The dollar's demise has been often foretold. The euro, SDRs, the yuan, Bitcoins all were going to be viable alternatives. The dollar persists.
This week was very busy with economic data. For the most part, the majority of the data came basically inline with expectations. However, the internals of the various reports were much less encouraging. The most noteworthy report, and the least important from an investment standpoint, was the monthly employment report which came in at 288,000 jobs for the month. As with the bulk of other reports, the more important details were lost to the headlines... full-time employment relative to the working age population has remained primarily stagnant since the financial crisis and actually fell in the latest month. This is a key reason why economic growth continues to struggle.
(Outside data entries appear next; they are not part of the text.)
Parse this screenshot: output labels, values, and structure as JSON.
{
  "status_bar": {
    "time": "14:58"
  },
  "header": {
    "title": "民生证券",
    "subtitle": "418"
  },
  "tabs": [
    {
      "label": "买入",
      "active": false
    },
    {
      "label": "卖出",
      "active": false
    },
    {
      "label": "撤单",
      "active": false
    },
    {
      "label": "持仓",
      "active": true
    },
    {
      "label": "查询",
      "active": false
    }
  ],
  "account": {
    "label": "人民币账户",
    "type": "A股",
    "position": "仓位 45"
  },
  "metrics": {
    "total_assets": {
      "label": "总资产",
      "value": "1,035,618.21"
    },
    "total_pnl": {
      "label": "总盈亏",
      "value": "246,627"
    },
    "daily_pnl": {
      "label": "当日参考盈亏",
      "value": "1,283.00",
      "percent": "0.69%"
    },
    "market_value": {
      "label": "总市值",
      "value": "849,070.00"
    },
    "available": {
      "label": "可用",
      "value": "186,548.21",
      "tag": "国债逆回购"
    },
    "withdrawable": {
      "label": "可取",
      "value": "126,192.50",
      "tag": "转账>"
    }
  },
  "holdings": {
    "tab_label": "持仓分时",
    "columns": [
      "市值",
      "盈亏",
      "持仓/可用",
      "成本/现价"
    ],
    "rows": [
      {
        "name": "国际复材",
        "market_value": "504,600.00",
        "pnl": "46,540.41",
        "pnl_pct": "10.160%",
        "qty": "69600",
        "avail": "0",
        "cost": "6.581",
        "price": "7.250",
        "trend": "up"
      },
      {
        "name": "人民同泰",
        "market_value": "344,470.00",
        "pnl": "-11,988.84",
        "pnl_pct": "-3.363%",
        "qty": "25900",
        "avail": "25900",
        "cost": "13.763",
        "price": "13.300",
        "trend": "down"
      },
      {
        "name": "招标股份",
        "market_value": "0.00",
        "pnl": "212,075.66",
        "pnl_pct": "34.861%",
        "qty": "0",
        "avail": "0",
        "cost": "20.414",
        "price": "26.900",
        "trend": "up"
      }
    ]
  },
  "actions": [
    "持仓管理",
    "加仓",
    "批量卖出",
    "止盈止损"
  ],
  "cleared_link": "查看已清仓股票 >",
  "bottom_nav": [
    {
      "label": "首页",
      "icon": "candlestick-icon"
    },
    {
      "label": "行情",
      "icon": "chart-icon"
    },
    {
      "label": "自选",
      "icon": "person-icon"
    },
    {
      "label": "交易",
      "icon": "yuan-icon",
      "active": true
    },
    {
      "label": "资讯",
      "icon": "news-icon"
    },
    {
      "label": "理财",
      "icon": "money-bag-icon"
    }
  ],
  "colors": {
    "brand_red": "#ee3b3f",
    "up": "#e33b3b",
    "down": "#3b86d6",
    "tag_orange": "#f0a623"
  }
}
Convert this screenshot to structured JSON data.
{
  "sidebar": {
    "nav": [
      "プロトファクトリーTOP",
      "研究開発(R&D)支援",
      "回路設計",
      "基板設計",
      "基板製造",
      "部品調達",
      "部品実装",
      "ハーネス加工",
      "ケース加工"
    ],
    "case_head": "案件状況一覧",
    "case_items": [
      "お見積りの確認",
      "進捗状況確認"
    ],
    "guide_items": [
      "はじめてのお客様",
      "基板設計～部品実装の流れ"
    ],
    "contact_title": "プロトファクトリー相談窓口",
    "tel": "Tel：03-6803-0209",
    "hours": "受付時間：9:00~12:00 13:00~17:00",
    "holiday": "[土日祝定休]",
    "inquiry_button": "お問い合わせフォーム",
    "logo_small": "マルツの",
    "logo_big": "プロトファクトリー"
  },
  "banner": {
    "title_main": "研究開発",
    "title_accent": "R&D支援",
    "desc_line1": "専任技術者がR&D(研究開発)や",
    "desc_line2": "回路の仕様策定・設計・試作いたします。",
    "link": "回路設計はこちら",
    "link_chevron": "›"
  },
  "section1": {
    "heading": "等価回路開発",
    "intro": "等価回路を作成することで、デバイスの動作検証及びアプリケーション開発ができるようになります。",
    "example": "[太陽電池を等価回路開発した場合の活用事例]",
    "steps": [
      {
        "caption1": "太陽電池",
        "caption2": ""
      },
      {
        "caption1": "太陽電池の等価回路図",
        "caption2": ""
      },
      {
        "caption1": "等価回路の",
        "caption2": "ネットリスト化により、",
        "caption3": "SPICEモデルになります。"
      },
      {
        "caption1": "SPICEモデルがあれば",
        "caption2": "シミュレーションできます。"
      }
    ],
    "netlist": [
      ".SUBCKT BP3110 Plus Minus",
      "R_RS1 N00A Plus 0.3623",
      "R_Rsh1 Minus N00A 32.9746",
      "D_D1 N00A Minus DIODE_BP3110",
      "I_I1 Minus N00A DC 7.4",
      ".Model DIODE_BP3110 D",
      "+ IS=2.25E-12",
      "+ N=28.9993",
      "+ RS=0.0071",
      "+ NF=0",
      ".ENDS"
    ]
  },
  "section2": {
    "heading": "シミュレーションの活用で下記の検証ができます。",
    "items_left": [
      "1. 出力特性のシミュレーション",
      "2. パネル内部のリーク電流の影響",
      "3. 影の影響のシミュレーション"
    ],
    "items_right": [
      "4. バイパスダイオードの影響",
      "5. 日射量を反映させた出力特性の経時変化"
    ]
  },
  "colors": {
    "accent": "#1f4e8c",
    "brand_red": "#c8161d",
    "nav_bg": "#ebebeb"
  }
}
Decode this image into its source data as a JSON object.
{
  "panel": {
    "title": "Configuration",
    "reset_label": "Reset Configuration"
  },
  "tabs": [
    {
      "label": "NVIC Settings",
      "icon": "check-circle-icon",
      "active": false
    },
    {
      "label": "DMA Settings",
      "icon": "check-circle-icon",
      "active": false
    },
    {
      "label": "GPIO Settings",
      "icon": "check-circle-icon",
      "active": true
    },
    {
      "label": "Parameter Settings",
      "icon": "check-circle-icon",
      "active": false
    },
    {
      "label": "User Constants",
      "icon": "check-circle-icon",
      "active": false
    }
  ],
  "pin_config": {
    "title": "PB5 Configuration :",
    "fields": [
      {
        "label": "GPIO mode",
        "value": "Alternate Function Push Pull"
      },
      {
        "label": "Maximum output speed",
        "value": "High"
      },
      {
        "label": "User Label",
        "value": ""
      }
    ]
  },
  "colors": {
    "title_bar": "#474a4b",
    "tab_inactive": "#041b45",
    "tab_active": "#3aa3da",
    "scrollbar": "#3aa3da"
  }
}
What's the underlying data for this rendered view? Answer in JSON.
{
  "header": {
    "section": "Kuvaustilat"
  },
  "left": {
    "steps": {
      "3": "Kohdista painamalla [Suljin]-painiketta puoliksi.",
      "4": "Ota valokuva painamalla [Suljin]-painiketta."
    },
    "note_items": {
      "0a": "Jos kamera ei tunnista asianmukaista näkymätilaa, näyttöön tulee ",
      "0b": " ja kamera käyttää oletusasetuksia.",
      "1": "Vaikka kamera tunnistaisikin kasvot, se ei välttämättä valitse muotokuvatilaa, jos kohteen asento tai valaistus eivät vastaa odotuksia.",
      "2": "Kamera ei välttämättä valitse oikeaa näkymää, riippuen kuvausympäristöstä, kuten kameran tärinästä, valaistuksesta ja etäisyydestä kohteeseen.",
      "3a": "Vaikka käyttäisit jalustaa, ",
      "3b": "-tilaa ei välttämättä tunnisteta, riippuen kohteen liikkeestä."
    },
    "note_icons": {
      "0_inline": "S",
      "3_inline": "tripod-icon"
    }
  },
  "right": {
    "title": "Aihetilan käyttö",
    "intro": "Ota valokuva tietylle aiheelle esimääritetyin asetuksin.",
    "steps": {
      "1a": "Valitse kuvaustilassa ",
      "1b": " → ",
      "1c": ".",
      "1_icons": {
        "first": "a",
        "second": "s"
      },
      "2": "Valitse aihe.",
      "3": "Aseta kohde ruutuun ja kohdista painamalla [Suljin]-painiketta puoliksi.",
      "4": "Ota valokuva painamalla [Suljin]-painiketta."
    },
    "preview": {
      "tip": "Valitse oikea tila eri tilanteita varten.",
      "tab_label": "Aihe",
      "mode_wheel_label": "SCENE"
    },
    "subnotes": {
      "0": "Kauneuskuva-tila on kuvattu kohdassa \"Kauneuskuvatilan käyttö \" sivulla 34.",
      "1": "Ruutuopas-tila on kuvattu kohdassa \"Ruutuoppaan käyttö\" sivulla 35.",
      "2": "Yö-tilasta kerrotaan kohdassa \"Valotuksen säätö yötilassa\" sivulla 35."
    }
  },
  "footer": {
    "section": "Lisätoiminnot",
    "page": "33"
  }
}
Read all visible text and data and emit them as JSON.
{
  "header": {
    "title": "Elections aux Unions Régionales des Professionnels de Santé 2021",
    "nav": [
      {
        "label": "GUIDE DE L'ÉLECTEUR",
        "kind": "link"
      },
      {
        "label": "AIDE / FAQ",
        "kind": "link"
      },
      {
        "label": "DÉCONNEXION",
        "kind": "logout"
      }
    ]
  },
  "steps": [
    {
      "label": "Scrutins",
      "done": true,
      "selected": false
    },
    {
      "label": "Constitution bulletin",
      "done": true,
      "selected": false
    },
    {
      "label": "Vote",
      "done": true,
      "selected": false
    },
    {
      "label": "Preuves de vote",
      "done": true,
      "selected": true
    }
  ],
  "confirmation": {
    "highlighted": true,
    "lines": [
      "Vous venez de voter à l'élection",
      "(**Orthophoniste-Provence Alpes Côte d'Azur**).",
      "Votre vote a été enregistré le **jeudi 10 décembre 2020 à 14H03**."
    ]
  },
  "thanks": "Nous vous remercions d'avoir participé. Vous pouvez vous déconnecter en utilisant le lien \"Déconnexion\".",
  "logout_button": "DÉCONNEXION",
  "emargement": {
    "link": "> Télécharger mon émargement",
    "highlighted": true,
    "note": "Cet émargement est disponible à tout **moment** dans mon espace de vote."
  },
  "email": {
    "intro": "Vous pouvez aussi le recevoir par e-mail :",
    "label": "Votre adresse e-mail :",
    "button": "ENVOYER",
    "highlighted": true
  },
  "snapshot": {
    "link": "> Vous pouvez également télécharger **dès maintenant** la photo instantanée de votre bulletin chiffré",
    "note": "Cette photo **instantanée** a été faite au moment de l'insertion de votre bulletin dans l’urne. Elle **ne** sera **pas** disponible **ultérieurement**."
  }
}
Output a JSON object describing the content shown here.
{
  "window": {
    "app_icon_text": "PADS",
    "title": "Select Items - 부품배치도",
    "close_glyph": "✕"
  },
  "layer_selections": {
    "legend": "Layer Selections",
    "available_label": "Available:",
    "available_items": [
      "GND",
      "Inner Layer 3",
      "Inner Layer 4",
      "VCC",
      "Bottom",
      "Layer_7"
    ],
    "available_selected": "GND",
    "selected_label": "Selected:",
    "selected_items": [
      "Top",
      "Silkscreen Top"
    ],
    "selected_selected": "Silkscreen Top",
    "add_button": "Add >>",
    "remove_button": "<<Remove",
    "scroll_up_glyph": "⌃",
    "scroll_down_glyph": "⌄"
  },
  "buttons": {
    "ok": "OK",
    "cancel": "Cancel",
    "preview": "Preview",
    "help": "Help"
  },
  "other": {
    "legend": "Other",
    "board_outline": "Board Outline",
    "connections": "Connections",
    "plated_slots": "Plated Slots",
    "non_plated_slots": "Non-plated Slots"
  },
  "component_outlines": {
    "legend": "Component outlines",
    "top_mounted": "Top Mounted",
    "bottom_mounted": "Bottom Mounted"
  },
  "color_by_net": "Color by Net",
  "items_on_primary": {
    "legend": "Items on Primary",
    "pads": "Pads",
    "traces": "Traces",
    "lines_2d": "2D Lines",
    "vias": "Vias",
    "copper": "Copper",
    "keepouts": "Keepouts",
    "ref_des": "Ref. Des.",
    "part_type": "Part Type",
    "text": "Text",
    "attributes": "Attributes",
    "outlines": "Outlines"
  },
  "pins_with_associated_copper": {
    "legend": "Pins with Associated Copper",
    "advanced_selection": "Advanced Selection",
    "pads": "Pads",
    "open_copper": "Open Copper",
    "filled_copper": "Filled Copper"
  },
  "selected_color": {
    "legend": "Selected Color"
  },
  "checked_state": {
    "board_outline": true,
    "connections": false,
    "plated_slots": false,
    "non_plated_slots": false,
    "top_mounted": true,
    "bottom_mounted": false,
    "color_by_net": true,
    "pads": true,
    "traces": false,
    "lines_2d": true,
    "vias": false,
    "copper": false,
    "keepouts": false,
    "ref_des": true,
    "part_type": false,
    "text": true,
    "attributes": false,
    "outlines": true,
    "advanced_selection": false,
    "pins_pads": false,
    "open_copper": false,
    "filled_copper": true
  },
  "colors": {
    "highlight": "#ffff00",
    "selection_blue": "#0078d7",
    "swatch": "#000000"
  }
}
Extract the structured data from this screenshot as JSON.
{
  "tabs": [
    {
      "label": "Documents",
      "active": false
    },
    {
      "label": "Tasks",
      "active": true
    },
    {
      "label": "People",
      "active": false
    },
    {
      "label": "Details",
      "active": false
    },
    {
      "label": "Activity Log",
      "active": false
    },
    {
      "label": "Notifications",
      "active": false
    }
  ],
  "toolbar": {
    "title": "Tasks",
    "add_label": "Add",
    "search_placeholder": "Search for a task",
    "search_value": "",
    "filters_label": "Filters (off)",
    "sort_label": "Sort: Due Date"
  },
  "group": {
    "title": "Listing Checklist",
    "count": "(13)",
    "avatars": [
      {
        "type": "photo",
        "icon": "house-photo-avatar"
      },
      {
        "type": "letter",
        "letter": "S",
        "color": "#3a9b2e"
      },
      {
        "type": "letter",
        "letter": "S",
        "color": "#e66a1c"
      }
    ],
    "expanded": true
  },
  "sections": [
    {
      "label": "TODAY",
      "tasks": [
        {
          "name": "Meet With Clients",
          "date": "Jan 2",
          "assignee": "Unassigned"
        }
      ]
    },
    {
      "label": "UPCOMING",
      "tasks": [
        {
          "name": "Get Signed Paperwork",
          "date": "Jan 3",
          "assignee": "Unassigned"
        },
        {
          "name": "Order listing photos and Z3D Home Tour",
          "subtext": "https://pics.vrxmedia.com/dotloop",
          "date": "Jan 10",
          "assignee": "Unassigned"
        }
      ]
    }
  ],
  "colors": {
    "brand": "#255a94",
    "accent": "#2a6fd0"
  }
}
Is good news about to become the ultimate bad news. JPMorgan's Michael Feroli notes that (for the first time in recent memory) is pulling forward their projected date for Fed tightening and the inevitable end of the free-money cycle. Based on a belief in the committee's limited appetite to wait in inflation and today's report, JPMorgan notes a Q2 tightening seems plausible. Of course, this will be repeated mantra like as evidence of escape velocity and the status quo is back but, as we noted here, while policy economists claim that interest rates can be “normalized” at no cost; a more likely scenario is that policy “normalization” leads us directly into the next bust.
In Reality, War Will Bring An End to the Petrodollar, and Impose Hardship on the Average American ...
Alongside that other canard of global monetary machinations, Christine Lagarde (who oddly declared earlier that "the global economy will not return to 'pre-crisis' world" and asked if central banks need a 'financial stability goal' -mandating a market "put" of sorts); Fed head Janet Yellen will be addressing her peers at The IMF this morning. We expect a lot of "noise" comments, "lower for longer", "weather" excuses, and escape velocity is coming any minute as she desperately tries to keep the "don't worry, you will be ok without all our money printing" meme alive.
Is the New Normal of ever-higher stock valuations sustainable, or will low volatility lead to higher volatility, and intervention to instability? Though we're constantly reassured by financial pundits and the Federal Reserve that the stock market is not a bubble and that valuations are fair, there is substantial evidence that suggests the contrary.
It stands to reason that when the Fed eventually lifts interest rates, we’ll see the usual effects. After a sustained rise in rates, you can safely bet on: Fixed investment and business earnings dropping sharply; GDP growth following investment and earnings lower; Many people losing their jobs; and Risky assets performing poorly. These consequences follow not only from the arithmetic of debt service and present value calculations, but also from the mood swinging psychology of entrepreneurs, lenders and investors. Yet, policy economists claim that interest rates can be “normalized” at no cost. Our conclusion is to reject forecasts calling for the economy to power right through interest rate hikes without stumbling. A more likely scenario is that policy “normalization” leads us directly into the next bust.